Surrounded by the hills of central Honshu, Kyoto is one of the largest cities in Japan and the educational center of western Japan, with several universities and institutions of higher education. Despite being one of Japan’s most popular tourist destinations, it has managed to retain much of the atmosphere of the past by being the only major Japanese city to escape the devastation of World War II.
Known as the seat of the emperor and the main cultural center of Japan for almost 1,100 years, Kyoto today boasts numerous fine examples of sculptures, paintings and other art forms in many museums and galleries. The city is also home to centuries of architecture, much of it influenced by Buddhism and found in well-preserved temples. Kyoto continues to play an important role in Japanese religion, and 30 of the city’s temples still serve as centers for various Buddhist sects, as well as 200 Shinto shrines within the city.
Nijo Castle, with walls, towers and a moat, was built in 1603 and later served as the seat of government. The complex has several buildings containing many significant works of art and is known as the site chosen by the emperor to issue a rescript abolishing the country’s once powerful shogunate. Highlights include the East Gate of the castle (Higashi Otemon, its main entrance); The Inner Gate or Caramon, distinguished by fine carvings and decorated metalwork; and beyond that, the difficult Mikuruma-yoza. The site’s most important building is the Ninomaru Palace, which consists of five separate buildings connected by corridors, and with exquisite interiors decorated with paintings by Kano Tanyu and his students.
The main apartment is the Imperial Emissary Hall (Jodan-no-ma), matched in the adjoining rooms by Ni-no-ma and Tozamurai-no-ma with their tiger paintings. Also of interest is the adjoining building, with its large auditorium surrounded by a gallery and sliding doors with large larch paintings on a golden background. The fourth building, Kuro-Shoin, has paintings by Kano Nanobu, and in the Shogun’s private apartments, mountain scenery paintings.
Fushimi-Inari Taisha Temple
One of Japan’s most famous shrines, Fushimi-Inari Shrine is a must-see in Kyoto. Founded in 711 AD and dedicated to the goddess of rice, Ukanomitama-no-mikoto, the temple is still visited by merchants and merchants who pray for prosperity. The main building dates from 1499 and features an impressive four-kilometer-long avenue of bright orange “torii” or arches, each dedicated to business (requires walking through 32,000 arches along the route). Also notable are his many sculptures of foxes, believed to be messengers of the gods. Hot tip: Strengthen yourself with buying traditional Japanese cookies from the shops and standing at the entrance of the temple.
Kinkaku-ji: Golden Pavilion

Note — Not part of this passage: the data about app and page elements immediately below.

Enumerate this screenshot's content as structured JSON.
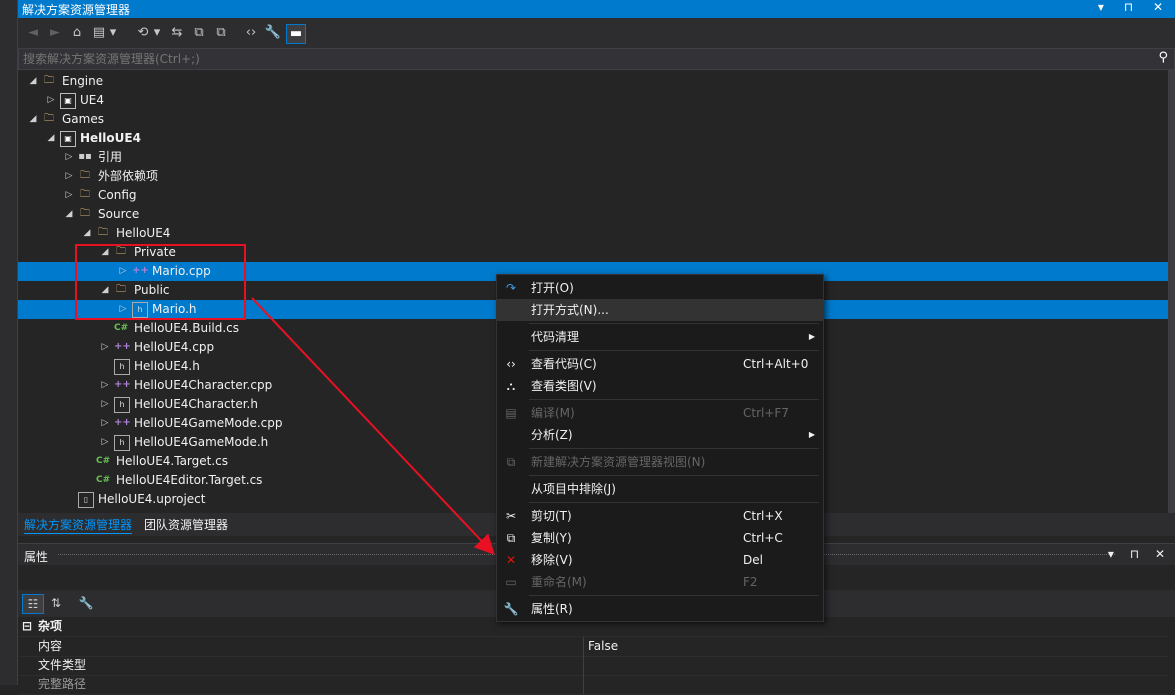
{
  "window": {
    "title": "解决方案资源管理器",
    "controls": [
      "▾",
      "⊓",
      "✕"
    ]
  },
  "toolbar": {
    "buttons": [
      "◄",
      "►",
      "⌂",
      "▤",
      "▾",
      "⟲",
      "▾",
      "⇆",
      "⧉",
      "⧉",
      "‹›",
      "🔧",
      "▬"
    ]
  },
  "search": {
    "placeholder": "搜索解决方案资源管理器(Ctrl+;)",
    "icon": "search-icon"
  },
  "tree": [
    {
      "label": "Engine",
      "icon": "folder",
      "arrow": "◢",
      "level": 1
    },
    {
      "label": "UE4",
      "icon": "proj",
      "arrow": "▷",
      "level": 2
    },
    {
      "label": "Games",
      "icon": "folder",
      "arrow": "◢",
      "level": 1
    },
    {
      "label": "HelloUE4",
      "icon": "proj",
      "arrow": "◢",
      "level": 2,
      "bold": true
    },
    {
      "label": "引用",
      "icon": "ref",
      "arrow": "▷",
      "level": 3
    },
    {
      "label": "外部依赖项",
      "icon": "folder",
      "arrow": "▷",
      "level": 3
    },
    {
      "label": "Config",
      "icon": "folder",
      "arrow": "▷",
      "level": 3
    },
    {
      "label": "Source",
      "icon": "folder",
      "arrow": "◢",
      "level": 3
    },
    {
      "label": "HelloUE4",
      "icon": "folder",
      "arrow": "◢",
      "level": 4
    },
    {
      "label": "Private",
      "icon": "folder",
      "arrow": "◢",
      "level": 5
    },
    {
      "label": "Mario.cpp",
      "icon": "cpp",
      "arrow": "▷",
      "level": 6,
      "selected": true
    },
    {
      "label": "Public",
      "icon": "folder",
      "arrow": "◢",
      "level": 5
    },
    {
      "label": "Mario.h",
      "icon": "h",
      "arrow": "▷",
      "level": 6,
      "selected": true
    },
    {
      "label": "HelloUE4.Build.cs",
      "icon": "cs",
      "arrow": "",
      "level": 5
    },
    {
      "label": "HelloUE4.cpp",
      "icon": "cpp",
      "arrow": "▷",
      "level": 5
    },
    {
      "label": "HelloUE4.h",
      "icon": "h",
      "arrow": "",
      "level": 5
    },
    {
      "label": "HelloUE4Character.cpp",
      "icon": "cpp",
      "arrow": "▷",
      "level": 5
    },
    {
      "label": "HelloUE4Character.h",
      "icon": "h",
      "arrow": "▷",
      "level": 5
    },
    {
      "label": "HelloUE4GameMode.cpp",
      "icon": "cpp",
      "arrow": "▷",
      "level": 5
    },
    {
      "label": "HelloUE4GameMode.h",
      "icon": "h",
      "arrow": "▷",
      "level": 5
    },
    {
      "label": "HelloUE4.Target.cs",
      "icon": "cs",
      "arrow": "",
      "level": 4
    },
    {
      "label": "HelloUE4Editor.Target.cs",
      "icon": "cs",
      "arrow": "",
      "level": 4
    },
    {
      "label": "HelloUE4.uproject",
      "icon": "file",
      "arrow": "",
      "level": 3
    }
  ],
  "tabs": {
    "solution": "解决方案资源管理器",
    "team": "团队资源管理器"
  },
  "properties": {
    "title": "属性",
    "controls": [
      "▾",
      "⊓",
      "✕"
    ],
    "category": "杂项",
    "rows": [
      {
        "key": "内容",
        "value": "False"
      },
      {
        "key": "文件类型",
        "value": ""
      },
      {
        "key": "完整路径",
        "value": ""
      }
    ]
  },
  "context_menu": [
    {
      "icon": "↷",
      "icon_name": "open-icon",
      "label": "打开(O)",
      "shortcut": "",
      "disabled": false,
      "sub": false,
      "color": "#3c9ee8"
    },
    {
      "icon": "",
      "icon_name": "",
      "label": "打开方式(N)...",
      "shortcut": "",
      "disabled": false,
      "sub": false,
      "highlight": true
    },
    {
      "sep": true
    },
    {
      "icon": "",
      "icon_name": "",
      "label": "代码清理",
      "shortcut": "",
      "disabled": false,
      "sub": true
    },
    {
      "sep": true
    },
    {
      "icon": "‹›",
      "icon_name": "view-code-icon",
      "label": "查看代码(C)",
      "shortcut": "Ctrl+Alt+0",
      "disabled": false,
      "sub": false
    },
    {
      "icon": "⛬",
      "icon_name": "class-diagram-icon",
      "label": "查看类图(V)",
      "shortcut": "",
      "disabled": false,
      "sub": false
    },
    {
      "sep": true
    },
    {
      "icon": "▤",
      "icon_name": "compile-icon",
      "label": "编译(M)",
      "shortcut": "Ctrl+F7",
      "disabled": true,
      "sub": false
    },
    {
      "icon": "",
      "icon_name": "",
      "label": "分析(Z)",
      "shortcut": "",
      "disabled": false,
      "sub": true
    },
    {
      "sep": true
    },
    {
      "icon": "⧉",
      "icon_name": "new-view-icon",
      "label": "新建解决方案资源管理器视图(N)",
      "shortcut": "",
      "disabled": true,
      "sub": false
    },
    {
      "sep": true
    },
    {
      "icon": "",
      "icon_name": "",
      "label": "从项目中排除(J)",
      "shortcut": "",
      "disabled": false,
      "sub": false
    },
    {
      "sep": true
    },
    {
      "icon": "✂",
      "icon_name": "cut-icon",
      "label": "剪切(T)",
      "shortcut": "Ctrl+X",
      "disabled": false,
      "sub": false
    },
    {
      "icon": "⧉",
      "icon_name": "copy-icon",
      "label": "复制(Y)",
      "shortcut": "Ctrl+C",
      "disabled": false,
      "sub": false
    },
    {
      "icon": "✕",
      "icon_name": "remove-icon",
      "label": "移除(V)",
      "shortcut": "Del",
      "disabled": false,
      "sub": false,
      "color": "#e51400"
    },
    {
      "icon": "▭",
      "icon_name": "rename-icon",
      "label": "重命名(M)",
      "shortcut": "F2",
      "disabled": true,
      "sub": false
    },
    {
      "sep": true
    },
    {
      "icon": "🔧",
      "icon_name": "wrench-icon",
      "label": "属性(R)",
      "shortcut": "",
      "disabled": false,
      "sub": false
    }
  ],
  "colors": {
    "accent": "#007acc",
    "annotation": "#e81123",
    "background": "#252526"
  }
}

Originally built in the 14th century as a retirement villa for Shogun Ashikaga Yoshimitsu and now a Zen Buddhist temple, the magnificent Golden Pavilion (Kinkaku-ji) is one of Kyoto’s most scenic attractions. Taking its name from the golden leaf that adorns the top two floors of the three floors – a design element believed to soften any negativity associated with death – the structure has been rebuilt in its original form several times, this last incarnation dating back to the late 1950s. . Built over a large pond, the site is also known for its beautiful grounds, as well as its old stone pagoda and Sekkatei tea house with traditionally served drinks.
In the eastern part of Kyoto, Kiyomizu Temple, an important UNESCO World Heritage Site, enjoys a scenic location on Mount Otowa overlooking the city. Visitors can enjoy a delightful temple walk along the quaint Tea Pot with its small shops and shops. Founded in 790 AD and dedicated to the 11-year-old Kannon, the Buddhist goddess of mercy, whose statue can be seen here, the existing buildings were erected after 1633 during the period of the third Tokugawa shogun, Iemitsu, and stood mostly on a rocky outcrop high above Otowa Falls.

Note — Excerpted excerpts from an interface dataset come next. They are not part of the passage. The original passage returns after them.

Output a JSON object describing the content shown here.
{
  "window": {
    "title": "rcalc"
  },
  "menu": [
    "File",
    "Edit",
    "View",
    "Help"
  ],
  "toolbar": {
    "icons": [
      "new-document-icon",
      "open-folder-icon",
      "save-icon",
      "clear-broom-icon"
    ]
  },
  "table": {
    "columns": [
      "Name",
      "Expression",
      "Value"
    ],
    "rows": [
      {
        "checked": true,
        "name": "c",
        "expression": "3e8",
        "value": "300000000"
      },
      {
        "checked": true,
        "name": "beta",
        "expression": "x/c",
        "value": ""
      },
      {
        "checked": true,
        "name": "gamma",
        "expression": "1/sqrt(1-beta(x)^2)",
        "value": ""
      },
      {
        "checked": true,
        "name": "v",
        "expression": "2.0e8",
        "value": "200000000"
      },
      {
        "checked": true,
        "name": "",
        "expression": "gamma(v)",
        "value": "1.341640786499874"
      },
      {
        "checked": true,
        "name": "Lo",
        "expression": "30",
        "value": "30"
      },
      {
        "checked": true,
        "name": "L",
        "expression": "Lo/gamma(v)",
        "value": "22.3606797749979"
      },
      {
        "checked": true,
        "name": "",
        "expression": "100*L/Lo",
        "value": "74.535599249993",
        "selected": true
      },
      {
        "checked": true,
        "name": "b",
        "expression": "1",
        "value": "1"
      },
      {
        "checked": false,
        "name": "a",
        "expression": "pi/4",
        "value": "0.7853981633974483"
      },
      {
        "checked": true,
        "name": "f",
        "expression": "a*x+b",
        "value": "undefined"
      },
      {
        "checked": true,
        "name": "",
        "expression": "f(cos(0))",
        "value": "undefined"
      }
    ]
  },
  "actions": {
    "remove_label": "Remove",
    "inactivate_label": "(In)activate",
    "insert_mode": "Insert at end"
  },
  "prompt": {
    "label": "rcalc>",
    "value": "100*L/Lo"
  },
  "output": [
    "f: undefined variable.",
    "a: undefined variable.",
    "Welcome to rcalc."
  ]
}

Highlights include the large terrace of the main hall, built on 30 meters high columns with five rows of cross beams and used as a stage for temple dances and ceremonies. The terrace offers breathtaking views of the city and the surrounding wooded hills, especially when the leaves change color in autumn.
Sanjūsangen-dō (Rengyoin Temple) or Temple of 33 Niches, takes its name from its rather unusual structure, its façade is divided into 33 (sanjusan) niches (gen) to reflect the belief that Kannon, the Goddess of Mercy, can host 33 different personifications. Originally built in 1164, the present elongated building was built in 1266 after a fire destroyed its predecessor, testifying to its former importance as a site of archery training still seen in the many pits in its ancient columns and lumber, created by arrows.
The most important of his many works of art is the Cannon with a Thousand Arms, a nearly three and a half meter tall statue that dates from the 13th century and is notable for having 500 standing figures of Kannon lined up on either side of it . Also of note are additional sculptures of 28 “celestial aids” placed behind him by spirits subordinate to Cannon.